What the task asks: All entries below must be reproduced without a single change.

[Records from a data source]
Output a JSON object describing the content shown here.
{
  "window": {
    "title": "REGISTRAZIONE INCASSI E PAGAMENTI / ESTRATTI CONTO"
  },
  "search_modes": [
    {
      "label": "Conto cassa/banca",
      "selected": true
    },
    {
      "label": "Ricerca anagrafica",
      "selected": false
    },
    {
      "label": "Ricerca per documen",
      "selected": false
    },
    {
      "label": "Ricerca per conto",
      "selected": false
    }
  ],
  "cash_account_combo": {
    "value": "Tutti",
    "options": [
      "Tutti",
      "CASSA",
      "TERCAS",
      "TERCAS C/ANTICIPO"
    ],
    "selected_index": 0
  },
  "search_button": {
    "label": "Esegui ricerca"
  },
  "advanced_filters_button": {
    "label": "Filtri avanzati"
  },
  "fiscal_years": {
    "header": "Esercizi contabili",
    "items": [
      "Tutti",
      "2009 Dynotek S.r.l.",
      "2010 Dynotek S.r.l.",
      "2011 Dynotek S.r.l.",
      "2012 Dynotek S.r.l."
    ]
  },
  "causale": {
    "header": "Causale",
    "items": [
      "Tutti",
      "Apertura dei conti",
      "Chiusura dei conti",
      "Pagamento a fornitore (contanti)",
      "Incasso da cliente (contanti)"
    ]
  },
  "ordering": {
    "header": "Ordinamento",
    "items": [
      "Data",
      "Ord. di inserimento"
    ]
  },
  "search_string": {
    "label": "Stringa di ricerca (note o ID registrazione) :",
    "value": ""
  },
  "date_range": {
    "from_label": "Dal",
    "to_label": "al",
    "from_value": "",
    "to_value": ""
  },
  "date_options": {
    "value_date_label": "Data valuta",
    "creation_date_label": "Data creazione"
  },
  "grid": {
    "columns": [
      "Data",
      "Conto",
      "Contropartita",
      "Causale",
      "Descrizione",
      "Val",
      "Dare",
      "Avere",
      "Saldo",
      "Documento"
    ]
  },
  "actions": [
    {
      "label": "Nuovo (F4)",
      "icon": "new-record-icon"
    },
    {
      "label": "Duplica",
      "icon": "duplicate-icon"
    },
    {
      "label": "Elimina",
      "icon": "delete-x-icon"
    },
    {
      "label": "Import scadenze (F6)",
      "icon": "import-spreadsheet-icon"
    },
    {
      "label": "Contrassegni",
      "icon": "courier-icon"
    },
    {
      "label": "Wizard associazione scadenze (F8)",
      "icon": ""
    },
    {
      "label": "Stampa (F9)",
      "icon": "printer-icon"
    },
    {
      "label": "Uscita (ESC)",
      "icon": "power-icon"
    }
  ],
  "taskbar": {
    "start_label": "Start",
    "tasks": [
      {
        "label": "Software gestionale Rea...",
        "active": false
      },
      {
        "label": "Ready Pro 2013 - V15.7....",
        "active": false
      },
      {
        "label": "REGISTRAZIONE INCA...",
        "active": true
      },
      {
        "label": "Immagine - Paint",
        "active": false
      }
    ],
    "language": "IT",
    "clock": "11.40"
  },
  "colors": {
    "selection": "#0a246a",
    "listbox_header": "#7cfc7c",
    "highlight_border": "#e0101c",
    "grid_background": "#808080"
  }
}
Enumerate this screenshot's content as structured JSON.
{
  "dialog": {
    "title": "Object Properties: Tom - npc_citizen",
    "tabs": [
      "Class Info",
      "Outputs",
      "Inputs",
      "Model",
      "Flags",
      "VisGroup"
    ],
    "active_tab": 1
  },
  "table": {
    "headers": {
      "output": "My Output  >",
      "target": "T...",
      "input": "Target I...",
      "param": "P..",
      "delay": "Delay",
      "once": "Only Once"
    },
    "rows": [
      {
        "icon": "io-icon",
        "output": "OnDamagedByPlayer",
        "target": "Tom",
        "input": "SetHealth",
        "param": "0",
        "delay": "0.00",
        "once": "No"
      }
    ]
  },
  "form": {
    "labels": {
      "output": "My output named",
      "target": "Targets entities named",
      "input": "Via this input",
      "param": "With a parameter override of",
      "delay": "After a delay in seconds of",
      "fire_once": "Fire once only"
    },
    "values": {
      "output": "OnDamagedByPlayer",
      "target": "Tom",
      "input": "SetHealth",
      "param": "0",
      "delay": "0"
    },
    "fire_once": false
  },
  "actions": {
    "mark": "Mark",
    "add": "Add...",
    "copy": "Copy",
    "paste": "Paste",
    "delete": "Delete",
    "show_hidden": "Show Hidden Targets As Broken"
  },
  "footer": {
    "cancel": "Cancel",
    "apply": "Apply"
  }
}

Exercise response:
Output a JSON object describing the content shown here.
{
  "window": {
    "title": "REGISTRAZIONE INCASSI E PAGAMENTI / ESTRATTI CONTO"
  },
  "search_modes": [
    {
      "label": "Conto cassa/banca",
      "selected": true
    },
    {
      "label": "Ricerca anagrafica",
      "selected": false
    },
    {
      "label": "Ricerca per documen",
      "selected": false
    },
    {
      "label": "Ricerca per conto",
      "selected": false
    }
  ],
  "cash_account_combo": {
    "value": "Tutti",
    "options": [
      "Tutti",
      "CASSA",
      "TERCAS",
      "TERCAS C/ANTICIPO"
    ],
    "selected_index": 0
  },
  "search_button": {
    "label": "Esegui ricerca"
  },
  "advanced_filters_button": {
    "label": "Filtri avanzati"
  },
  "fiscal_years": {
    "header": "Esercizi contabili",
    "items": [
      "Tutti",
      "2009 Dynotek S.r.l.",
      "2010 Dynotek S.r.l.",
      "2011 Dynotek S.r.l.",
      "2012 Dynotek S.r.l."
    ]
  },
  "causale": {
    "header": "Causale",
    "items": [
      "Tutti",
      "Apertura dei conti",
      "Chiusura dei conti",
      "Pagamento a fornitore (contanti)",
      "Incasso da cliente (contanti)"
    ]
  },
  "ordering": {
    "header": "Ordinamento",
    "items": [
      "Data",
      "Ord. di inserimento"
    ]
  },
  "search_string": {
    "label": "Stringa di ricerca (note o ID registrazione) :",
    "value": ""
  },
  "date_range": {
    "from_label": "Dal",
    "to_label": "al",
    "from_value": "",
    "to_value": ""
  },
  "date_options": {
    "value_date_label": "Data valuta",
    "creation_date_label": "Data creazione"
  },
  "grid": {
    "columns": [
      "Data",
      "Conto",
      "Contropartita",
      "Causale",
      "Descrizione",
      "Val",
      "Dare",
      "Avere",
      "Saldo",
      "Documento"
    ]
  },
  "actions": [
    {
      "label": "Nuovo (F4)",
      "icon": "new-record-icon"
    },
    {
      "label": "Duplica",
      "icon": "duplicate-icon"
    },
    {
      "label": "Elimina",
      "icon": "delete-x-icon"
    },
    {
      "label": "Import scadenze (F6)",
      "icon": "import-spreadsheet-icon"
    },
    {
      "label": "Contrassegni",
      "icon": "courier-icon"
    },
    {
      "label": "Wizard associazione scadenze (F8)",
      "icon": ""
    },
    {
      "label": "Stampa (F9)",
      "icon": "printer-icon"
    },
    {
      "label": "Uscita (ESC)",
      "icon": "power-icon"
    }
  ],
  "taskbar": {
    "start_label": "Start",
    "tasks": [
      {
        "label": "Software gestionale Rea...",
        "active": false
      },
      {
        "label": "Ready Pro 2013 - V15.7....",
        "active": false
      },
      {
        "label": "REGISTRAZIONE INCA...",
        "active": true
      },
      {
        "label": "Immagine - Paint",
        "active": false
      }
    ],
    "language": "IT",
    "clock": "11.40"
  },
  "colors": {
    "selection": "#0a246a",
    "listbox_header": "#7cfc7c",
    "highlight_border": "#e0101c",
    "grid_background": "#808080"
  }
}
Enumerate this screenshot's content as structured JSON.
{
  "dialog": {
    "title": "Object Properties: Tom - npc_citizen",
    "tabs": [
      "Class Info",
      "Outputs",
      "Inputs",
      "Model",
      "Flags",
      "VisGroup"
    ],
    "active_tab": 1
  },
  "table": {
    "headers": {
      "output": "My Output  >",
      "target": "T...",
      "input": "Target I...",
      "param": "P..",
      "delay": "Delay",
      "once": "Only Once"
    },
    "rows": [
      {
        "icon": "io-icon",
        "output": "OnDamagedByPlayer",
        "target": "Tom",
        "input": "SetHealth",
        "param": "0",
        "delay": "0.00",
        "once": "No"
      }
    ]
  },
  "form": {
    "labels": {
      "output": "My output named",
      "target": "Targets entities named",
      "input": "Via this input",
      "param": "With a parameter override of",
      "delay": "After a delay in seconds of",
      "fire_once": "Fire once only"
    },
    "values": {
      "output": "OnDamagedByPlayer",
      "target": "Tom",
      "input": "SetHealth",
      "param": "0",
      "delay": "0"
    },
    "fire_once": false
  },
  "actions": {
    "mark": "Mark",
    "add": "Add...",
    "copy": "Copy",
    "paste": "Paste",
    "delete": "Delete",
    "show_hidden": "Show Hidden Targets As Broken"
  },
  "footer": {
    "cancel": "Cancel",
    "apply": "Apply"
  }
}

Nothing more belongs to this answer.